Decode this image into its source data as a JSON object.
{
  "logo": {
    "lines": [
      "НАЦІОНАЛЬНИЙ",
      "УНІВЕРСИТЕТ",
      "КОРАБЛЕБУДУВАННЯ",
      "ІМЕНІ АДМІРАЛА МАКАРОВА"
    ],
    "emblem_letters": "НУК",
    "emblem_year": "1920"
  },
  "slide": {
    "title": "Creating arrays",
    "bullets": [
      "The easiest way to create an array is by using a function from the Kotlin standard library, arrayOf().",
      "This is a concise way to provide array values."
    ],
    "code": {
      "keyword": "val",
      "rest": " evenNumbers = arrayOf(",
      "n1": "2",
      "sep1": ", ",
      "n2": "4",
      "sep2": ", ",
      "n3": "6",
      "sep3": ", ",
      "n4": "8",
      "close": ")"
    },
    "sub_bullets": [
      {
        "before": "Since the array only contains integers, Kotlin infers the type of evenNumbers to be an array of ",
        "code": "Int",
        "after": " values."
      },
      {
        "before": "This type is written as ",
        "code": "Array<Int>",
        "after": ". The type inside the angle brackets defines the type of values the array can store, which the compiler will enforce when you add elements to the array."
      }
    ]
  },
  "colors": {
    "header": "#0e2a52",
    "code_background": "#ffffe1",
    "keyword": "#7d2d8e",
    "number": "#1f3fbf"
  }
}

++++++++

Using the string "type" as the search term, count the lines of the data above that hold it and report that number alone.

* [Output of the exercise] 3